The Story Of An Extraordinary Family, A Vanished Way Of Life And The Unique Child Who Became Theodore Roosevelt

by David McCullough

Pub Date: June 22nd, 1981
ISBN: 0671447548
Publisher: Simon & Schuster

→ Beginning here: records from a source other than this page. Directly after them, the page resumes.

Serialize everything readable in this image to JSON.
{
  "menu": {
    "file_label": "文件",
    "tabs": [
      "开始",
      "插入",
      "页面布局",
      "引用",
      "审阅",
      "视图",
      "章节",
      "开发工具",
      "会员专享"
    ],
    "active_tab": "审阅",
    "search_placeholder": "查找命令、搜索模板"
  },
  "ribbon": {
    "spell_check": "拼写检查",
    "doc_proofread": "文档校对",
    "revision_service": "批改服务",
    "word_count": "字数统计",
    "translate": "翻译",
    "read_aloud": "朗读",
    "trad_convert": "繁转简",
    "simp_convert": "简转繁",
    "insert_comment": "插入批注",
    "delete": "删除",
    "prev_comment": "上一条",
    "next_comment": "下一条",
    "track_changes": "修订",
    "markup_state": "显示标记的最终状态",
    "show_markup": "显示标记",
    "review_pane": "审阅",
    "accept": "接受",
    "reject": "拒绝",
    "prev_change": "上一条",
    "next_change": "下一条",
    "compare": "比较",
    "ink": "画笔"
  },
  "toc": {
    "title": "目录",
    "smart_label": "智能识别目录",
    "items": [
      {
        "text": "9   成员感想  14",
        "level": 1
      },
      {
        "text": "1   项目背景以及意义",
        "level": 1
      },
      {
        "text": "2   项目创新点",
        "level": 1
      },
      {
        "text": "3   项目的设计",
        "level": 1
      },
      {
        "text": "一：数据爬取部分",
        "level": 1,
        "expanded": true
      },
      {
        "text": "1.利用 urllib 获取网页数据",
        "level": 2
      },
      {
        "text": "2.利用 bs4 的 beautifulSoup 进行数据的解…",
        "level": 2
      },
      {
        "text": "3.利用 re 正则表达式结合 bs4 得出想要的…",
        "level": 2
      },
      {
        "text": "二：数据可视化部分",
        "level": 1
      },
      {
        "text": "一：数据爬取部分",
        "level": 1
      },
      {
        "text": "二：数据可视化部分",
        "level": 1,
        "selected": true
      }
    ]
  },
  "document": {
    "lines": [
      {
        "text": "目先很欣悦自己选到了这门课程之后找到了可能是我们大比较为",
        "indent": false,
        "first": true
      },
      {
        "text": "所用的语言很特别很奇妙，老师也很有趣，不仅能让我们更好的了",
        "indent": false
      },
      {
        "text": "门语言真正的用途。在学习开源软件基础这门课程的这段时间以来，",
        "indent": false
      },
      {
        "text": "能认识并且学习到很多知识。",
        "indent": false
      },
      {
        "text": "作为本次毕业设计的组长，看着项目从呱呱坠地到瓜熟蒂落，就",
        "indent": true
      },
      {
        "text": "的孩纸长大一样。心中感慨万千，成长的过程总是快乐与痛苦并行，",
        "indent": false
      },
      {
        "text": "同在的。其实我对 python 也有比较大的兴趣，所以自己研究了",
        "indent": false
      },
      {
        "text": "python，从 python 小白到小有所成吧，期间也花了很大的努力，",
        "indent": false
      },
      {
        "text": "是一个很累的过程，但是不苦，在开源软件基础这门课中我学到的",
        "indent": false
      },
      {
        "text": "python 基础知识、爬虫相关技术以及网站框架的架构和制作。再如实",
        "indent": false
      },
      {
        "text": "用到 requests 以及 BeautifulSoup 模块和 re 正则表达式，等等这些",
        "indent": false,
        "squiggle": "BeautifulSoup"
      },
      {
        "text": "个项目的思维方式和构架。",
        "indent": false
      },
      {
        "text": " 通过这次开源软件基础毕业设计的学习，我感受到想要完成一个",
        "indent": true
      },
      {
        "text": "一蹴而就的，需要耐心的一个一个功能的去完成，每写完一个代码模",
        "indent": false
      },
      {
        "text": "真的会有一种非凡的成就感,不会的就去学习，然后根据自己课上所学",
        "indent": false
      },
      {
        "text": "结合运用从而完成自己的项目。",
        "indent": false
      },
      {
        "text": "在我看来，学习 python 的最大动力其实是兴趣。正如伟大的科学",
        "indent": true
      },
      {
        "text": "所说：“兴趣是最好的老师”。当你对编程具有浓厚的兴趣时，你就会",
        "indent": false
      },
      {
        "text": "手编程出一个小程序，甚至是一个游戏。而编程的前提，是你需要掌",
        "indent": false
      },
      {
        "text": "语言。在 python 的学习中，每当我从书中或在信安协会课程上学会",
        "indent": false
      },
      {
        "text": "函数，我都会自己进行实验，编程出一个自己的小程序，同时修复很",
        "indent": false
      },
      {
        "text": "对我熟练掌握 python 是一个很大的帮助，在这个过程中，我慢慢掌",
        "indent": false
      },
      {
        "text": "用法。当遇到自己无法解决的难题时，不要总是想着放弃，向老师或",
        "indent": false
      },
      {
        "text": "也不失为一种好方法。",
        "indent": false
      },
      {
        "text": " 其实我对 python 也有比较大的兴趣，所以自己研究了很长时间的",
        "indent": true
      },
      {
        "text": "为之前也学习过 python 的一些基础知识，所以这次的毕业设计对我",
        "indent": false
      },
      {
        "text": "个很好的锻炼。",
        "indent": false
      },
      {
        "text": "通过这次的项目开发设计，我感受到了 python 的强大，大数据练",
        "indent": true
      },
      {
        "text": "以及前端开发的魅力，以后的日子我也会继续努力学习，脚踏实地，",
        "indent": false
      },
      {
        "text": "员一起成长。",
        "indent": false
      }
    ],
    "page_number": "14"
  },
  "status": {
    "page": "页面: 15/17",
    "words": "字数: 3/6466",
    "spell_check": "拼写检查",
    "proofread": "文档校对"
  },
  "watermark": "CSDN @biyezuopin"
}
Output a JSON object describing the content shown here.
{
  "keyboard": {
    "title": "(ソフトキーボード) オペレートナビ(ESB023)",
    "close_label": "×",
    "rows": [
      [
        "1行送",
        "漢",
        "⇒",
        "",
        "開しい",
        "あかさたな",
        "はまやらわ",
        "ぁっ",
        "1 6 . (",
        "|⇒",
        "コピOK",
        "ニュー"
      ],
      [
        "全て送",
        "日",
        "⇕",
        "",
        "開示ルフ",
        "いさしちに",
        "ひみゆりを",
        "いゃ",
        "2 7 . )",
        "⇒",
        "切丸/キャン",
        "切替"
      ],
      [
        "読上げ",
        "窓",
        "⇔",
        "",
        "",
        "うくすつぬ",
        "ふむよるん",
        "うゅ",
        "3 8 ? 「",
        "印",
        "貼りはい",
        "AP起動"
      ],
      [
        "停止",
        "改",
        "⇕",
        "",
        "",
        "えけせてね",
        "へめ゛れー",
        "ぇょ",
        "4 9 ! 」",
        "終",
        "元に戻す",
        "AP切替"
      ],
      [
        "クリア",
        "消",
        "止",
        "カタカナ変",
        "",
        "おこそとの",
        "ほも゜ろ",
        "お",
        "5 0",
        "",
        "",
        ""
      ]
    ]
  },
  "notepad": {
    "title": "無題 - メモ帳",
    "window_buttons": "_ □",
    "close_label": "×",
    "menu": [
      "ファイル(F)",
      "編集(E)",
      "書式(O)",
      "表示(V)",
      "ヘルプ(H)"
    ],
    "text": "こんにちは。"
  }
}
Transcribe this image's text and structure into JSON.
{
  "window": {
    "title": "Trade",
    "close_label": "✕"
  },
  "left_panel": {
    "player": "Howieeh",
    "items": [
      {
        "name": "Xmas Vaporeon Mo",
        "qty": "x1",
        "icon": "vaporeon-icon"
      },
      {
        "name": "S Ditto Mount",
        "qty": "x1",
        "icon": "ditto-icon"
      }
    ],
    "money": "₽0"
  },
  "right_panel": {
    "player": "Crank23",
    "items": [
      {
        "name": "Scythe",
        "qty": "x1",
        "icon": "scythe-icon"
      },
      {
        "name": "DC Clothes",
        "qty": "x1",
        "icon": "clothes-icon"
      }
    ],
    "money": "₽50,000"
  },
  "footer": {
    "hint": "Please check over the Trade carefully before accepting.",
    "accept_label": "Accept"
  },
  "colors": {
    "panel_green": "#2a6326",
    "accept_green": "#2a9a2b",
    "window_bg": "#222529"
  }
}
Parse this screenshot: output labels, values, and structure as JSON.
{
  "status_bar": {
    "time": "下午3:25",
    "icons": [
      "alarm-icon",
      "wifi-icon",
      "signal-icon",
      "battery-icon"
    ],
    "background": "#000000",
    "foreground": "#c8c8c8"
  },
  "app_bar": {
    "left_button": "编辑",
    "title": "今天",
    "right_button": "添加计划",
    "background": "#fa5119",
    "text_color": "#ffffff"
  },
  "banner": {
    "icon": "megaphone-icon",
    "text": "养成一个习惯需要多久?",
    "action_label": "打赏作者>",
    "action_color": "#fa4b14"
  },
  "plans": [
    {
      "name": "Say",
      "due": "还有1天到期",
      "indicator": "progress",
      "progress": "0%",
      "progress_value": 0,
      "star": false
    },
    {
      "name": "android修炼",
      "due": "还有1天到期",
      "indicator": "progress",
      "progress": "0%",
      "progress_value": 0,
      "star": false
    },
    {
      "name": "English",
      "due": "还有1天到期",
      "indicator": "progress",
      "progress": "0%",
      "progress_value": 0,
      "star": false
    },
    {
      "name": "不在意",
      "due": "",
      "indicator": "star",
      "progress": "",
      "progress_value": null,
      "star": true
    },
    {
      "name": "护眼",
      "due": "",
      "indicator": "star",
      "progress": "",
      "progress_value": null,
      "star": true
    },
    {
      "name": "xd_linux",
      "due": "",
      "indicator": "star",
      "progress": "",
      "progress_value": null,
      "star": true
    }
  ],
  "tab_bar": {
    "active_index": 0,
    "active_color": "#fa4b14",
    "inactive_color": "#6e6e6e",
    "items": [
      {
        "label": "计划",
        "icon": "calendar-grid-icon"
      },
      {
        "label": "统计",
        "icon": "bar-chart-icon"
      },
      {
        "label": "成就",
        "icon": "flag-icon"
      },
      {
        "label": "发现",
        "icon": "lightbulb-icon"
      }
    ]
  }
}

The biographer of the Brooklyn Bridge and the Panama Canal has written a marvelous book, now, about the making of an exceptional being—and nothing that has appeared before, including Edmund Morris' recent The Rise of Theodore Roosevelt, diminishes its interest or freshness or emotional force. Indeed, those familiar with the story of the puny, sickly boy who made himself over by will power alone have the most to look forward to. That is not, for one thing, what McCullough found in the thousands of Roosevelt family letters. But he does not merely offer another, more complex and fine-tuned interpretation; he has embedded it in the true-life equivalent of a Russian novel of relations and generations, of mood and moment (whence those "mornings on horseback" at Oyster Bay) and shaded characterization. Here is Theodore Roosevelt, Sr.—"a great bearded figure of a man. . . readily touched by the sufferings of others." New York gentleman; newsboys' friend; foe of venal politicians. His forever-Southern, forever-young wife Mittie, "Little Mama"—whose heroic tales conveyed "a sense of bloodline kinship with real-life men of action." Her brother James Bulloch—builder of the celebrated Confederate raider Alabama, no less admirable to his proUnion nephew. Older sister Bamie, "Papa's pet"—plain, stooped, bright, absolutely dependable. Responsible, as a tiny, stricken child, for the family conviction "that physical well-being and mental outlook are directly correlated." Younger brother Elliott—serene, kind-hearted; long the bigger of the two, and the better athlete. (His "strange seizures," beginning at 14, will reverse their positions; and with Ellie's drinking and descent, one awaits with pity and dread the birth of his daughter Eleanor.) And frail, asthmatic, intent, untiring "Teedie." McCullough devotes a chapter to childhood asthma—the total, terrifying agony, the exuberance afterward; the immediate, "exciting" family response, especially in privileged circumstances; the timing of the attacks—in TR's case, on Saturday nights, gaining him joyful Sundays out-of-doors with Papa; the sense of power and. with it, a sense that "life is quite literally a battle." At 13, TR acquires a gun and a pair of glasses; through an idyllic winter in Egypt, he shoots and stuffs birds; there are no asthmatic attacks. Ellie's seizures begin—TR is pulling ahead academically. He goes off to Harvard, "his first solo venture into the world," still spindly—despite his bodybuilding exercises—and still squeaky-voiced. The asthma all but vanishes. There follows: his father's political defeat (to be avenged?), and his death; TR's second, newly-popular two years at Harvard, capped by the conquest of "bewitching," Mittie-like Alice Lee; his high-charged political novitiate, and sobering introduction (by Samuel Gompers) to poverty; two sudden, terrible deaths—Mama's and Alice's; work (and silence); the distressing nomination of Blaine, whom TR will nonetheless support, knowing his father would have done differently. The book culminates, in the "Bad Land years," with his discovery of the cowboy—whose code was akin to the family code and who could also deal with death. His body fills out, his voice deepens, his speech takes on eloquence; he doesn't seem surprised when an acquaintance predicts that he'll become President. All of McCullough's considerable gifts—as scholar, analyst, dramatist—are focused on an inexhaustible subject.a